In this article, Binny Kumari, an L.L.M candidate at NALSAR University of Law, Hyderabad, has extensively analysed the viability of initiating proceedings against auditors at the Securities and Exchange Board of India (SEBI), in order to protect the interest of the investors. The article provides a detailed interpretation of Section 11(2)(b) of the SEBI Act, 1992, through a catena of judgments and orders given by the Supreme Court, various High Courts and the Securities Appellate Tribunal (SAT). Moreover, while focussing on the Price Warehouse & Co. order by the SAT, the author has also delved into whether such proceedings should be characterised as civil or quasi-criminal.
Pragya Jain & Akshita Singh
The authors are currently in their fourth year of B.A.LL.B. (Hons.) at the Hidayatullah National Law University, Chhattisgarh, and third year of B.A.LL.B. (Hons.) at the National Law University, Odisha, respectively.
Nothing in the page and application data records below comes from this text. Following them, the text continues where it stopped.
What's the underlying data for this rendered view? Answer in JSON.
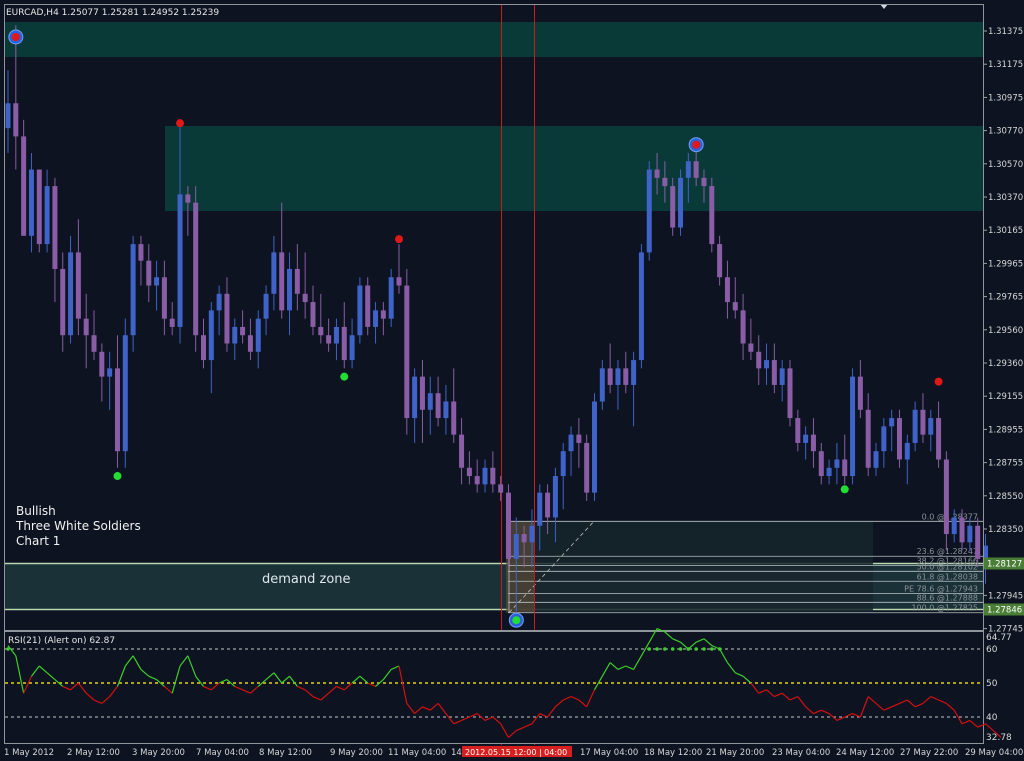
{
  "header": {
    "title": "EURCAD,H4  1.25077 1.25281 1.24952 1.25239"
  },
  "pattern_note": {
    "line1": "Bullish",
    "line2": "Three White Soldiers",
    "line3": "Chart 1"
  },
  "demand_zone": {
    "label": "demand zone"
  },
  "colors": {
    "background": "#0d1320",
    "bull": "#3f63c9",
    "bear": "#8a5da6",
    "zone": "#0a3a37",
    "demand": "#1b3138",
    "rsi_green": "#3ccf2a",
    "rsi_red": "#d41010",
    "signal_top": "#e01818",
    "signal_bottom": "#22dd33"
  },
  "price_axis": {
    "ticks": [
      "1.31375",
      "1.31175",
      "1.30975",
      "1.30770",
      "1.30570",
      "1.30370",
      "1.30165",
      "1.29965",
      "1.29765",
      "1.29560",
      "1.29360",
      "1.29155",
      "1.28955",
      "1.28755",
      "1.28550",
      "1.28350",
      "1.28145",
      "1.27945",
      "1.27745"
    ],
    "badges": [
      {
        "value": "1.28127",
        "color": "#4a7d36"
      },
      {
        "value": "1.27846",
        "color": "#4a7d36"
      }
    ]
  },
  "fibonacci": {
    "levels": [
      {
        "label": "0.0  @1.28377",
        "price": 1.28377
      },
      {
        "label": "23.6  @1.28247",
        "price": 1.28166
      },
      {
        "label": "38.2  @1.28166",
        "price": 1.2811
      },
      {
        "label": "50.0  @1.28102",
        "price": 1.28075
      },
      {
        "label": "61.8  @1.28038",
        "price": 1.28015
      },
      {
        "label": "PE 78.6  @1.27943",
        "price": 1.27942
      },
      {
        "label": "88.6  @1.27888",
        "price": 1.27888
      },
      {
        "label": "100.0  @1.27825",
        "price": 1.27825
      }
    ]
  },
  "rsi": {
    "title": "RSI(21) (Alert on) 62.87",
    "value_label": "64.77",
    "levels": [
      "60",
      "50",
      "40"
    ],
    "min_label": "32.78"
  },
  "time_axis": {
    "labels": [
      "1 May 2012",
      "2 May 12:00",
      "3 May 20:00",
      "7 May 04:00",
      "8 May 12:00",
      "9 May 20:00",
      "11 May 04:00",
      "14",
      "17 May 04:00",
      "18 May 12:00",
      "21 May 20:00",
      "23 May 04:00",
      "24 May 12:00",
      "27 May 22:00",
      "29 May 04:00"
    ],
    "highlight_label": "2012.05.15 12:00 | 04:00"
  },
  "chart_data": {
    "type": "candlestick",
    "symbol": "EURCAD",
    "timeframe": "H4",
    "ylim": [
      1.27745,
      1.31475
    ],
    "candles": [
      [
        1.3075,
        1.311,
        1.306,
        1.309
      ],
      [
        1.309,
        1.3137,
        1.305,
        1.307
      ],
      [
        1.307,
        1.308,
        1.301,
        1.301
      ],
      [
        1.301,
        1.306,
        1.3,
        1.305
      ],
      [
        1.305,
        1.305,
        1.3,
        1.3005
      ],
      [
        1.3005,
        1.305,
        1.3,
        1.304
      ],
      [
        1.304,
        1.3045,
        1.297,
        1.299
      ],
      [
        1.299,
        1.3,
        1.294,
        1.295
      ],
      [
        1.295,
        1.301,
        1.2945,
        1.3
      ],
      [
        1.3,
        1.302,
        1.295,
        1.296
      ],
      [
        1.296,
        1.2975,
        1.293,
        1.295
      ],
      [
        1.295,
        1.2965,
        1.2935,
        1.294
      ],
      [
        1.294,
        1.2945,
        1.291,
        1.2925
      ],
      [
        1.2925,
        1.294,
        1.2905,
        1.293
      ],
      [
        1.293,
        1.295,
        1.287,
        1.288
      ],
      [
        1.288,
        1.296,
        1.287,
        1.295
      ],
      [
        1.295,
        1.301,
        1.294,
        1.3005
      ],
      [
        1.3005,
        1.301,
        1.298,
        1.2995
      ],
      [
        1.2995,
        1.3005,
        1.297,
        1.298
      ],
      [
        1.298,
        1.2995,
        1.2965,
        1.2985
      ],
      [
        1.2985,
        1.2995,
        1.295,
        1.296
      ],
      [
        1.296,
        1.297,
        1.295,
        1.2955
      ],
      [
        1.2955,
        1.3077,
        1.2945,
        1.3035
      ],
      [
        1.3035,
        1.304,
        1.301,
        1.303
      ],
      [
        1.303,
        1.304,
        1.294,
        1.295
      ],
      [
        1.295,
        1.296,
        1.293,
        1.2935
      ],
      [
        1.2935,
        1.297,
        1.2915,
        1.2965
      ],
      [
        1.2965,
        1.298,
        1.295,
        1.2975
      ],
      [
        1.2975,
        1.2985,
        1.294,
        1.2945
      ],
      [
        1.2945,
        1.296,
        1.2935,
        1.2955
      ],
      [
        1.2955,
        1.2965,
        1.2945,
        1.295
      ],
      [
        1.295,
        1.296,
        1.2935,
        1.294
      ],
      [
        1.294,
        1.2965,
        1.293,
        1.296
      ],
      [
        1.296,
        1.298,
        1.295,
        1.2975
      ],
      [
        1.2975,
        1.301,
        1.2965,
        1.3
      ],
      [
        1.3,
        1.303,
        1.296,
        1.2965
      ],
      [
        1.2965,
        1.3,
        1.295,
        1.299
      ],
      [
        1.299,
        1.3005,
        1.2965,
        1.2975
      ],
      [
        1.2975,
        1.3,
        1.296,
        1.297
      ],
      [
        1.297,
        1.298,
        1.295,
        1.2955
      ],
      [
        1.2955,
        1.2975,
        1.2945,
        1.295
      ],
      [
        1.295,
        1.296,
        1.294,
        1.2945
      ],
      [
        1.2945,
        1.296,
        1.2935,
        1.2955
      ],
      [
        1.2955,
        1.297,
        1.293,
        1.2935
      ],
      [
        1.2935,
        1.296,
        1.293,
        1.295
      ],
      [
        1.295,
        1.2985,
        1.2945,
        1.298
      ],
      [
        1.298,
        1.2985,
        1.295,
        1.2955
      ],
      [
        1.2955,
        1.297,
        1.2945,
        1.2965
      ],
      [
        1.2965,
        1.297,
        1.295,
        1.296
      ],
      [
        1.296,
        1.299,
        1.2955,
        1.2985
      ],
      [
        1.2985,
        1.3005,
        1.2975,
        1.298
      ],
      [
        1.298,
        1.299,
        1.289,
        1.29
      ],
      [
        1.29,
        1.293,
        1.2885,
        1.2925
      ],
      [
        1.2925,
        1.2935,
        1.2885,
        1.2905
      ],
      [
        1.2905,
        1.2925,
        1.289,
        1.2915
      ],
      [
        1.2915,
        1.2925,
        1.2895,
        1.29
      ],
      [
        1.29,
        1.292,
        1.289,
        1.291
      ],
      [
        1.291,
        1.293,
        1.2885,
        1.289
      ],
      [
        1.289,
        1.29,
        1.286,
        1.287
      ],
      [
        1.287,
        1.288,
        1.286,
        1.2865
      ],
      [
        1.2865,
        1.2875,
        1.2855,
        1.286
      ],
      [
        1.286,
        1.2875,
        1.2855,
        1.287
      ],
      [
        1.287,
        1.288,
        1.2855,
        1.286
      ],
      [
        1.286,
        1.2865,
        1.285,
        1.2855
      ],
      [
        1.2855,
        1.286,
        1.281,
        1.2815
      ],
      [
        1.2815,
        1.284,
        1.278,
        1.283
      ],
      [
        1.283,
        1.2835,
        1.281,
        1.2825
      ],
      [
        1.2825,
        1.2845,
        1.281,
        1.2835
      ],
      [
        1.2835,
        1.286,
        1.282,
        1.2855
      ],
      [
        1.2855,
        1.286,
        1.283,
        1.284
      ],
      [
        1.284,
        1.287,
        1.2825,
        1.2865
      ],
      [
        1.2865,
        1.2885,
        1.2845,
        1.288
      ],
      [
        1.288,
        1.2895,
        1.2865,
        1.289
      ],
      [
        1.289,
        1.29,
        1.287,
        1.2885
      ],
      [
        1.2885,
        1.289,
        1.285,
        1.2855
      ],
      [
        1.2855,
        1.2915,
        1.285,
        1.291
      ],
      [
        1.291,
        1.2935,
        1.2905,
        1.293
      ],
      [
        1.293,
        1.2945,
        1.2915,
        1.292
      ],
      [
        1.292,
        1.2935,
        1.2905,
        1.293
      ],
      [
        1.293,
        1.294,
        1.2915,
        1.292
      ],
      [
        1.292,
        1.294,
        1.2895,
        1.2935
      ],
      [
        1.2935,
        1.3005,
        1.293,
        1.3
      ],
      [
        1.3,
        1.3055,
        1.2995,
        1.305
      ],
      [
        1.305,
        1.306,
        1.3035,
        1.3045
      ],
      [
        1.3045,
        1.3055,
        1.303,
        1.304
      ],
      [
        1.304,
        1.3045,
        1.301,
        1.3015
      ],
      [
        1.3015,
        1.305,
        1.301,
        1.3045
      ],
      [
        1.3045,
        1.306,
        1.303,
        1.3055
      ],
      [
        1.3055,
        1.3065,
        1.304,
        1.3045
      ],
      [
        1.3045,
        1.305,
        1.303,
        1.304
      ],
      [
        1.304,
        1.3045,
        1.3,
        1.3005
      ],
      [
        1.3005,
        1.301,
        1.298,
        1.2985
      ],
      [
        1.2985,
        1.2995,
        1.296,
        1.297
      ],
      [
        1.297,
        1.2985,
        1.296,
        1.2965
      ],
      [
        1.2965,
        1.2975,
        1.2935,
        1.2945
      ],
      [
        1.2945,
        1.296,
        1.2935,
        1.294
      ],
      [
        1.294,
        1.295,
        1.292,
        1.293
      ],
      [
        1.293,
        1.2945,
        1.292,
        1.2935
      ],
      [
        1.2935,
        1.2945,
        1.2915,
        1.292
      ],
      [
        1.292,
        1.2935,
        1.291,
        1.293
      ],
      [
        1.293,
        1.2935,
        1.2895,
        1.29
      ],
      [
        1.29,
        1.2905,
        1.288,
        1.2885
      ],
      [
        1.2885,
        1.2895,
        1.2875,
        1.289
      ],
      [
        1.289,
        1.29,
        1.287,
        1.288
      ],
      [
        1.288,
        1.2885,
        1.286,
        1.2865
      ],
      [
        1.2865,
        1.2875,
        1.286,
        1.287
      ],
      [
        1.287,
        1.2885,
        1.286,
        1.2875
      ],
      [
        1.2875,
        1.289,
        1.286,
        1.2865
      ],
      [
        1.2865,
        1.293,
        1.286,
        1.2925
      ],
      [
        1.2925,
        1.2935,
        1.29,
        1.2905
      ],
      [
        1.2905,
        1.2915,
        1.2865,
        1.287
      ],
      [
        1.287,
        1.2885,
        1.2865,
        1.288
      ],
      [
        1.288,
        1.29,
        1.287,
        1.2895
      ],
      [
        1.2895,
        1.2905,
        1.288,
        1.29
      ],
      [
        1.29,
        1.2905,
        1.287,
        1.2875
      ],
      [
        1.2875,
        1.289,
        1.286,
        1.2885
      ],
      [
        1.2885,
        1.291,
        1.288,
        1.2905
      ],
      [
        1.2905,
        1.2915,
        1.2885,
        1.289
      ],
      [
        1.289,
        1.2905,
        1.288,
        1.29
      ],
      [
        1.29,
        1.291,
        1.287,
        1.2875
      ],
      [
        1.2875,
        1.288,
        1.282,
        1.283
      ],
      [
        1.283,
        1.2845,
        1.2825,
        1.284
      ],
      [
        1.284,
        1.2845,
        1.282,
        1.2825
      ],
      [
        1.2825,
        1.284,
        1.282,
        1.2835
      ],
      [
        1.2835,
        1.284,
        1.281,
        1.2815
      ],
      [
        1.2815,
        1.283,
        1.28,
        1.2823
      ]
    ],
    "rsi_values": [
      61,
      58,
      47,
      52,
      55,
      53,
      51,
      49,
      48,
      50,
      47,
      45,
      44,
      46,
      49,
      55,
      58,
      54,
      52,
      51,
      49,
      47,
      55,
      58,
      52,
      49,
      48,
      50,
      51,
      49,
      48,
      47,
      49,
      51,
      53,
      50,
      52,
      49,
      48,
      46,
      45,
      47,
      49,
      48,
      50,
      52,
      50,
      49,
      51,
      54,
      55,
      44,
      41,
      43,
      42,
      44,
      41,
      38,
      39,
      40,
      41,
      39,
      40,
      38,
      34,
      36,
      37,
      38,
      41,
      40,
      43,
      45,
      46,
      45,
      43,
      48,
      52,
      56,
      54,
      55,
      54,
      58,
      62,
      66,
      65,
      63,
      62,
      60,
      62,
      63,
      61,
      60,
      56,
      53,
      52,
      50,
      47,
      48,
      46,
      47,
      45,
      46,
      43,
      41,
      42,
      41,
      39,
      40,
      41,
      40,
      46,
      44,
      42,
      43,
      44,
      45,
      43,
      44,
      46,
      45,
      44,
      42,
      38,
      39,
      37,
      38,
      36,
      34
    ],
    "signals_top": [
      {
        "candle": 1,
        "price": 1.313
      },
      {
        "candle": 22,
        "price": 1.3078
      },
      {
        "candle": 50,
        "price": 1.3008
      },
      {
        "candle": 88,
        "price": 1.3065
      },
      {
        "candle": 119,
        "price": 1.2922
      }
    ],
    "signals_bottom": [
      {
        "candle": 14,
        "price": 1.2865
      },
      {
        "candle": 43,
        "price": 1.2925
      },
      {
        "candle": 65,
        "price": 1.2778
      },
      {
        "candle": 107,
        "price": 1.2857
      }
    ],
    "circled_points": [
      {
        "candle": 1,
        "price": 1.313
      },
      {
        "candle": 65,
        "price": 1.2778
      },
      {
        "candle": 88,
        "price": 1.3065
      }
    ],
    "supply_zones": [
      [
        1.3126,
        1.3137
      ],
      [
        1.3032,
        1.3077
      ]
    ],
    "demand_zone_range": [
      1.27846,
      1.28127
    ]
  }
}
This article meticulously traces the white-collar crimes in India and the anti-corruption practices. It ventilates the predicaments which the lack of regulation and compliance beget. The article extensively deliberates upon the legal framework in India regarding corruption and analyses it in the context of prevailing issues. It further underlines the issue of little or no protection granted to the whistle-blowers under the act and discusses other lacunas in the act. It attempts to analyse the consequences of the unregulated internal investigations and exclusion of private entities from the Prevention of Corruption Act, 1988. Further, for a lucid understanding, the article furnishes a comparative analysis by scrutinising the methods adopted by Bhutan in this context.